The lottery is a game of chance in which numbers are drawn to determine the winner. Prizes can range from cash to goods or services. The lottery is a form of gambling, but there are some restrictions on how it is operated. The rules for the lottery depend on the country and jurisdiction in which it is played. In general, lotteries are legal in most countries, but there are some exceptions. In addition, there are some limitations on how much a person can win.
Despite these limitations, the lottery is still popular among people of all ages. In fact, it is estimated that over half of all adults play the lottery at least once a year. While the odds of winning are slim, the entertainment value of playing the lottery can be substantial.
Many people try to find ways to increase their chances of winning by using different strategies. One of these strategies is to pick numbers that are less often selected by others. This can help you avoid common mistakes and maximize your chances of success. Some experts also suggest avoiding choosing numbers that start with the same letter. This can be a good way to reduce the risk of selecting multiple consecutive numbers.
It is important to store and protect your tickets in a safe place. This will ensure that you don’t lose them or misplace them. It is also important to sign your ticket before submitting it. This will prevent theft and fraud, as well as help you prove that the ticket is yours if it happens to be lost or stolen. Additionally, you should always check your tickets after the drawing, as even small prizes can be significant if you’re lucky enough to win.
The lottery is an easy way to raise money for state governments. It has become a popular alternative to raising taxes, which can be a burden on the poor and middle class. However, it is important to note that a lottery does not eliminate the need for taxes, as it simply shifts the burden of taxation from some groups to other individuals.
Some people use statistical analysis to predict the results of the lottery, but this method is not foolproof. A combination of factors may influence the outcome of a lottery, including the number of previous winners and the odds of winning. In addition, the numbers must be evenly distributed. For example, a combination of odd and even numbers has a higher probability of winning than a single odd or even number.

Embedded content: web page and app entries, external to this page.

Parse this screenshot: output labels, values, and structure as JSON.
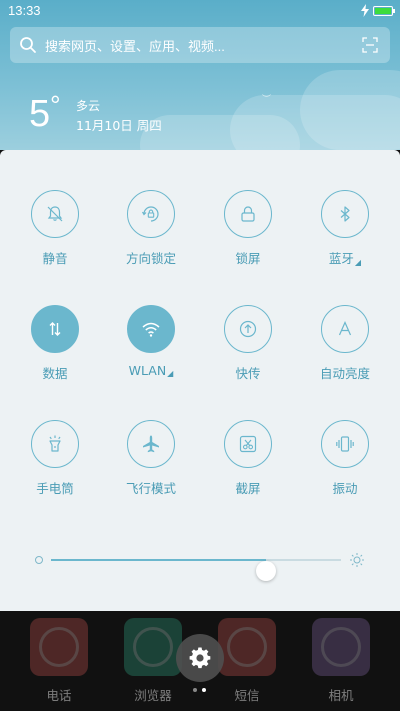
{
  "status_bar": {
    "time": "13:33"
  },
  "search": {
    "placeholder": "搜索网页、设置、应用、视频..."
  },
  "weather": {
    "temperature": "5",
    "unit": "°",
    "condition": "多云",
    "date": "11月10日 周四"
  },
  "toggles": [
    {
      "label": "静音",
      "icon": "bell-off-icon",
      "on": false,
      "has_menu": false
    },
    {
      "label": "方向锁定",
      "icon": "rotation-lock-icon",
      "on": false,
      "has_menu": false
    },
    {
      "label": "锁屏",
      "icon": "lock-icon",
      "on": false,
      "has_menu": false
    },
    {
      "label": "蓝牙",
      "icon": "bluetooth-icon",
      "on": false,
      "has_menu": true
    },
    {
      "label": "数据",
      "icon": "data-arrows-icon",
      "on": true,
      "has_menu": false
    },
    {
      "label": "WLAN",
      "icon": "wifi-icon",
      "on": true,
      "has_menu": true
    },
    {
      "label": "快传",
      "icon": "quick-transfer-icon",
      "on": false,
      "has_menu": false
    },
    {
      "label": "自动亮度",
      "icon": "auto-brightness-icon",
      "on": false,
      "has_menu": false
    },
    {
      "label": "手电筒",
      "icon": "flashlight-icon",
      "on": false,
      "has_menu": false
    },
    {
      "label": "飞行模式",
      "icon": "airplane-icon",
      "on": false,
      "has_menu": false
    },
    {
      "label": "截屏",
      "icon": "screenshot-icon",
      "on": false,
      "has_menu": false
    },
    {
      "label": "振动",
      "icon": "vibrate-icon",
      "on": false,
      "has_menu": false
    }
  ],
  "brightness": {
    "level": 0.74
  },
  "dock": [
    {
      "label": "电话",
      "color": "#c0504d"
    },
    {
      "label": "浏览器",
      "color": "#2f9e7e"
    },
    {
      "label": "短信",
      "color": "#c0504d"
    },
    {
      "label": "相机",
      "color": "#8064a2"
    }
  ],
  "colors": {
    "accent": "#6bb7cd",
    "label": "#4a9cb5",
    "panel": "#edf2f4"
  }
}
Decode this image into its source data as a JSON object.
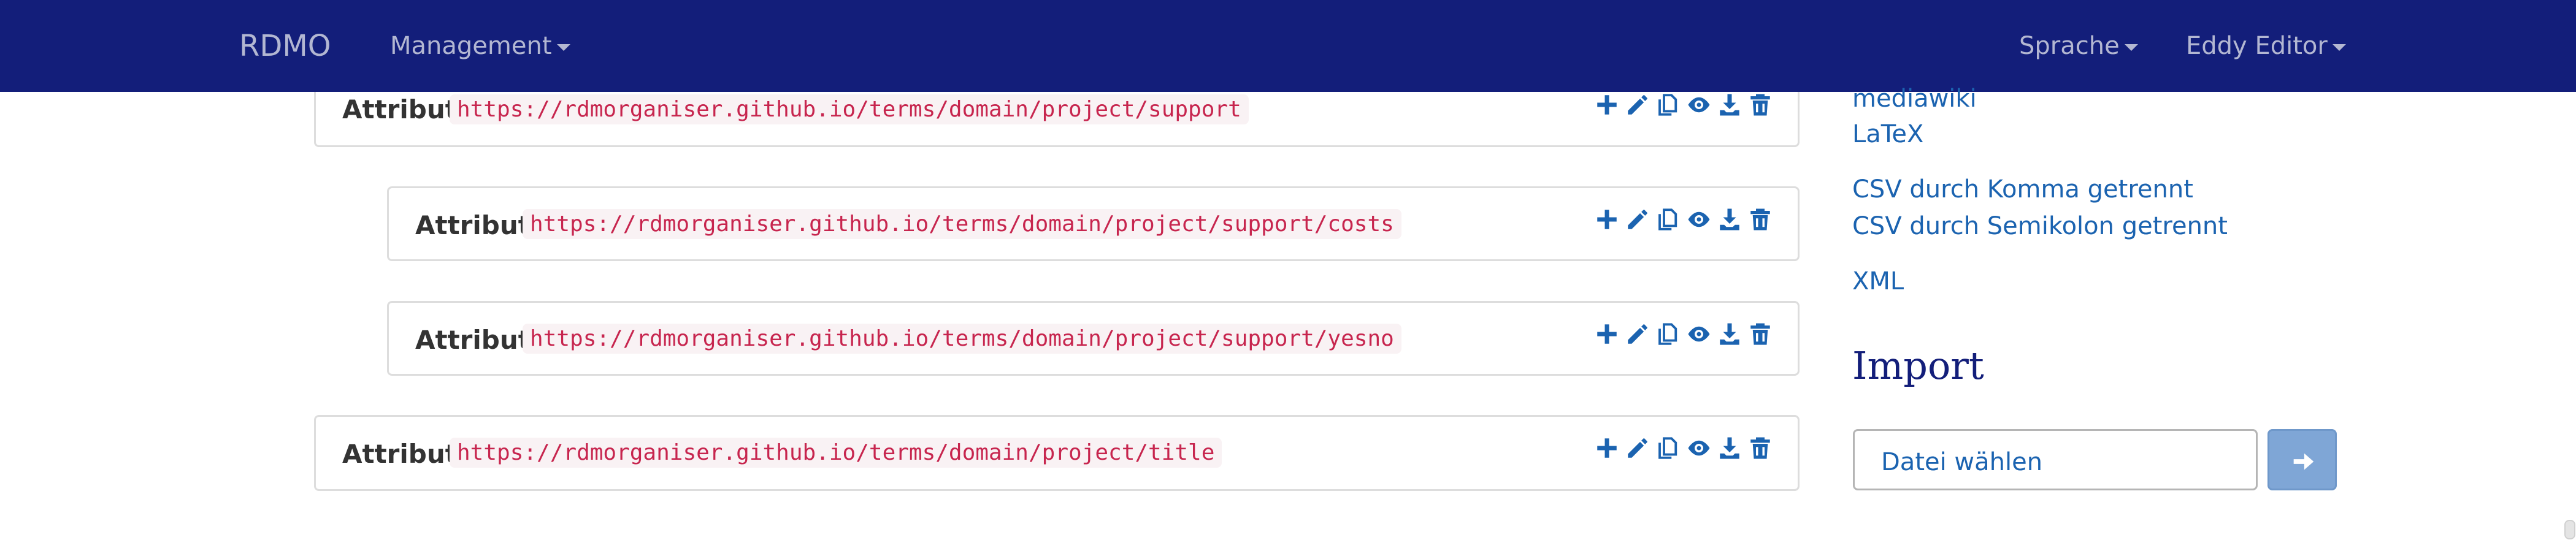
{
  "navbar": {
    "brand": "RDMO",
    "management_label": "Management",
    "language_label": "Sprache",
    "user_label": "Eddy Editor"
  },
  "elements": [
    {
      "label": "Attribut",
      "uri": "https://rdmorganiser.github.io/terms/domain/project/support"
    },
    {
      "label": "Attribut",
      "uri": "https://rdmorganiser.github.io/terms/domain/project/support/costs"
    },
    {
      "label": "Attribut",
      "uri": "https://rdmorganiser.github.io/terms/domain/project/support/yesno"
    },
    {
      "label": "Attribut",
      "uri": "https://rdmorganiser.github.io/terms/domain/project/title"
    }
  ],
  "actions": [
    "plus-icon",
    "pencil-icon",
    "copy-icon",
    "eye-icon",
    "download-icon",
    "trash-icon"
  ],
  "sidebar": {
    "export_links": [
      "mediawiki",
      "LaTeX",
      "CSV durch Komma getrennt",
      "CSV durch Semikolon getrennt",
      "XML"
    ],
    "import_heading": "Import",
    "file_input_placeholder": "Datei wählen",
    "upload_icon": "arrow-right-icon"
  },
  "colors": {
    "navbar": "#131e7a",
    "link": "#1b63b0",
    "code_text": "#c7254e",
    "code_background": "#f9f2f4",
    "button": "#7fa6d6"
  }
}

In the past, many states used lotteries to fund public projects. This practice was especially prevalent during the immediate post-World War II period, when state governments needed to expand their social safety nets without imposing heavy taxes on working families. The concept was so popular that it was sometimes referred to as “the hidden tax.”
It’s important to be realistic when playing the lottery. You can’t expect to make a profit, but you can improve your chances of winning by following a few simple tips. Avoid superstitions, hot and cold numbers, and quick picks, and learn how to use combinatorial math to calculate your odds of winning. It is also helpful to have a budget for your lottery spending, similar to how you would budget for a trip to the cinema.